Top of Materials provided

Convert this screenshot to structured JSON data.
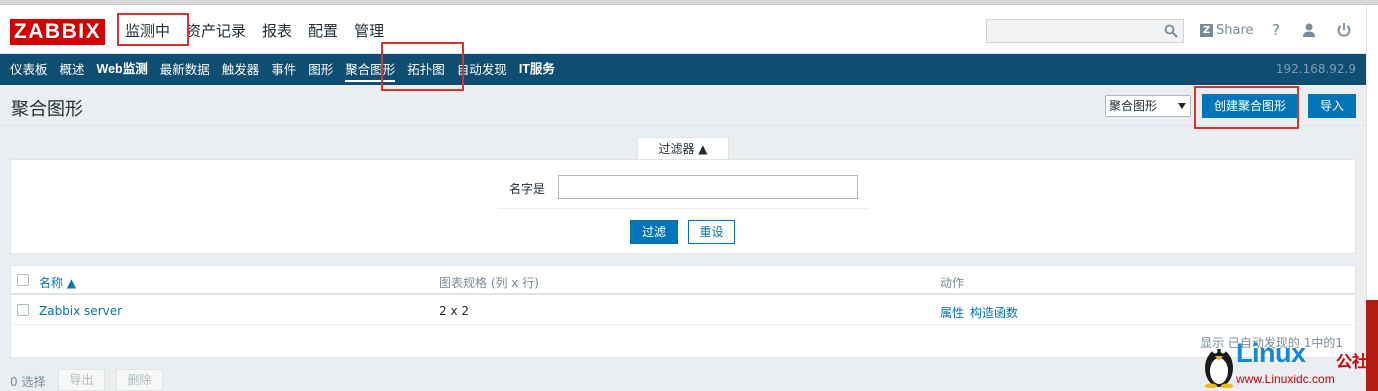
{
  "header": {
    "logo": "ZABBIX",
    "nav": [
      "监测中",
      "资产记录",
      "报表",
      "配置",
      "管理"
    ],
    "share_label": "Share",
    "search_value": ""
  },
  "subnav": {
    "items": [
      "仪表板",
      "概述",
      "Web监测",
      "最新数据",
      "触发器",
      "事件",
      "图形",
      "聚合图形",
      "拓扑图",
      "自动发现",
      "IT服务"
    ],
    "active_index": 7,
    "ip": "192.168.92.9"
  },
  "page": {
    "title": "聚合图形",
    "type_select": "聚合图形",
    "create_button": "创建聚合图形",
    "import_button": "导入"
  },
  "filter": {
    "tab_label": "过滤器 ▲",
    "name_label": "名字是",
    "name_value": "",
    "apply_button": "过滤",
    "reset_button": "重设"
  },
  "table": {
    "columns": [
      "名称 ▲",
      "图表规格 (列 x 行)",
      "动作"
    ],
    "rows": [
      {
        "name": "Zabbix server",
        "dimensions": "2 x 2",
        "actions": [
          "属性",
          "构造函数"
        ]
      }
    ],
    "footer": "显示 已自动发现的 1中的1"
  },
  "bottom": {
    "selected": "0 选择",
    "export_button": "导出",
    "delete_button": "删除"
  },
  "watermark": {
    "brand": "Linux",
    "suffix": "公社",
    "url": "www.Linuxidc.com"
  },
  "colors": {
    "logo_red": "#d40000",
    "subnav_blue": "#0e4e73",
    "button_blue": "#0275b8",
    "highlight_red": "#e0302e"
  }
}
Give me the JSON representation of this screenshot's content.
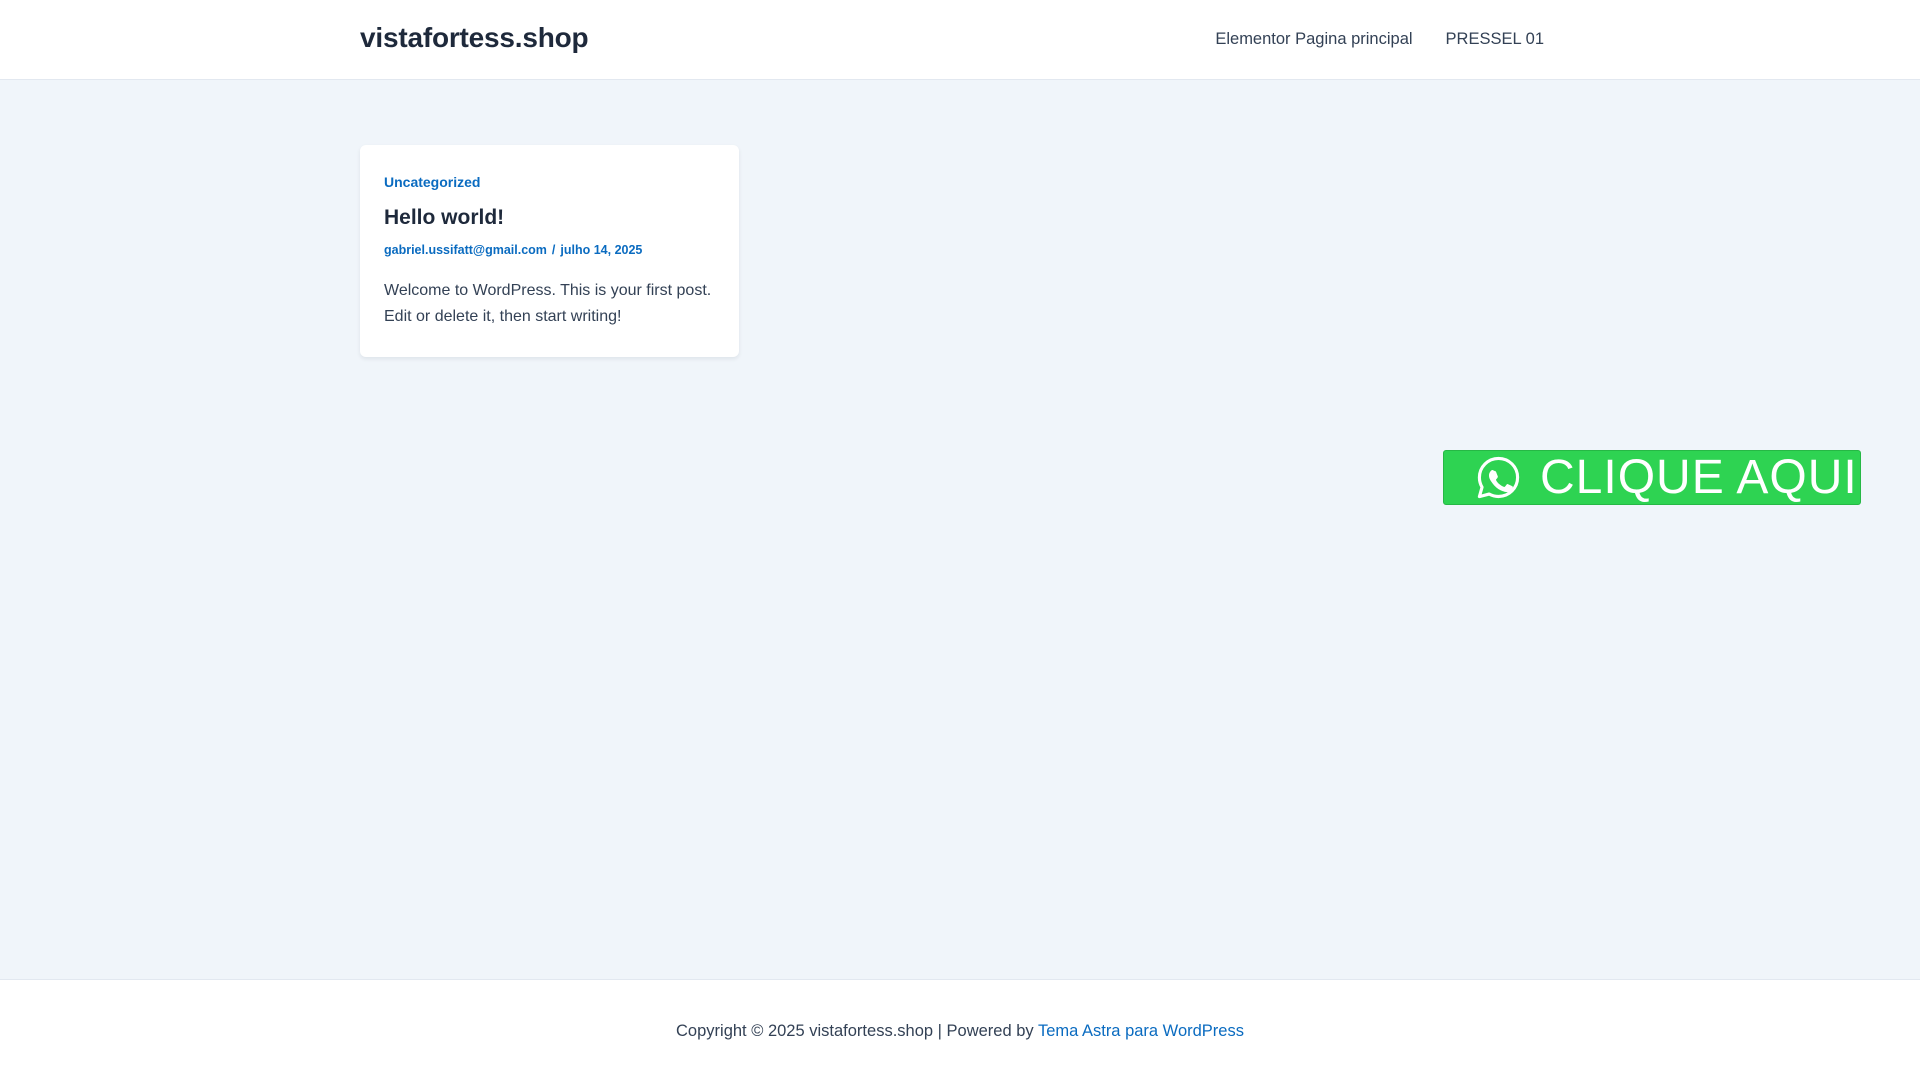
{
  "header": {
    "site_title": "vistafortess.shop",
    "nav": [
      {
        "label": "Elementor Pagina principal"
      },
      {
        "label": "PRESSEL 01"
      }
    ]
  },
  "post": {
    "category": "Uncategorized",
    "title": "Hello world!",
    "author": "gabriel.ussifatt@gmail.com",
    "meta_separator": "/",
    "date": "julho 14, 2025",
    "excerpt": "Welcome to WordPress. This is your first post. Edit or delete it, then start writing!"
  },
  "whatsapp_button": {
    "label": "CLIQUE AQUI",
    "icon": "whatsapp-icon",
    "color": "#2ed352"
  },
  "footer": {
    "copyright": "Copyright © 2025 vistafortess.shop | Powered by",
    "theme_link": "Tema Astra para WordPress"
  },
  "colors": {
    "background": "#f0f5fa",
    "accent": "#0a6bc0",
    "heading": "#1e293b",
    "text": "#334155"
  }
}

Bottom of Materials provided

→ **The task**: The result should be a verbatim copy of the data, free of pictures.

→ **Reply**:
Convert this screenshot to structured JSON data.
{
  "header": {
    "logo": "ZABBIX",
    "nav": [
      "监测中",
      "资产记录",
      "报表",
      "配置",
      "管理"
    ],
    "share_label": "Share",
    "search_value": ""
  },
  "subnav": {
    "items": [
      "仪表板",
      "概述",
      "Web监测",
      "最新数据",
      "触发器",
      "事件",
      "图形",
      "聚合图形",
      "拓扑图",
      "自动发现",
      "IT服务"
    ],
    "active_index": 7,
    "ip": "192.168.92.9"
  },
  "page": {
    "title": "聚合图形",
    "type_select": "聚合图形",
    "create_button": "创建聚合图形",
    "import_button": "导入"
  },
  "filter": {
    "tab_label": "过滤器 ▲",
    "name_label": "名字是",
    "name_value": "",
    "apply_button": "过滤",
    "reset_button": "重设"
  },
  "table": {
    "columns": [
      "名称 ▲",
      "图表规格 (列 x 行)",
      "动作"
    ],
    "rows": [
      {
        "name": "Zabbix server",
        "dimensions": "2 x 2",
        "actions": [
          "属性",
          "构造函数"
        ]
      }
    ],
    "footer": "显示 已自动发现的 1中的1"
  },
  "bottom": {
    "selected": "0 选择",
    "export_button": "导出",
    "delete_button": "删除"
  },
  "watermark": {
    "brand": "Linux",
    "suffix": "公社",
    "url": "www.Linuxidc.com"
  },
  "colors": {
    "logo_red": "#d40000",
    "subnav_blue": "#0e4e73",
    "button_blue": "#0275b8",
    "highlight_red": "#e0302e"
  }
}
Give me the JSON representation of this screenshot's content.
{
  "header": {
    "site_title": "vistafortess.shop",
    "nav": [
      {
        "label": "Elementor Pagina principal"
      },
      {
        "label": "PRESSEL 01"
      }
    ]
  },
  "post": {
    "category": "Uncategorized",
    "title": "Hello world!",
    "author": "gabriel.ussifatt@gmail.com",
    "meta_separator": "/",
    "date": "julho 14, 2025",
    "excerpt": "Welcome to WordPress. This is your first post. Edit or delete it, then start writing!"
  },
  "whatsapp_button": {
    "label": "CLIQUE AQUI",
    "icon": "whatsapp-icon",
    "color": "#2ed352"
  },
  "footer": {
    "copyright": "Copyright © 2025 vistafortess.shop | Powered by",
    "theme_link": "Tema Astra para WordPress"
  },
  "colors": {
    "background": "#f0f5fa",
    "accent": "#0a6bc0",
    "heading": "#1e293b",
    "text": "#334155"
  }
}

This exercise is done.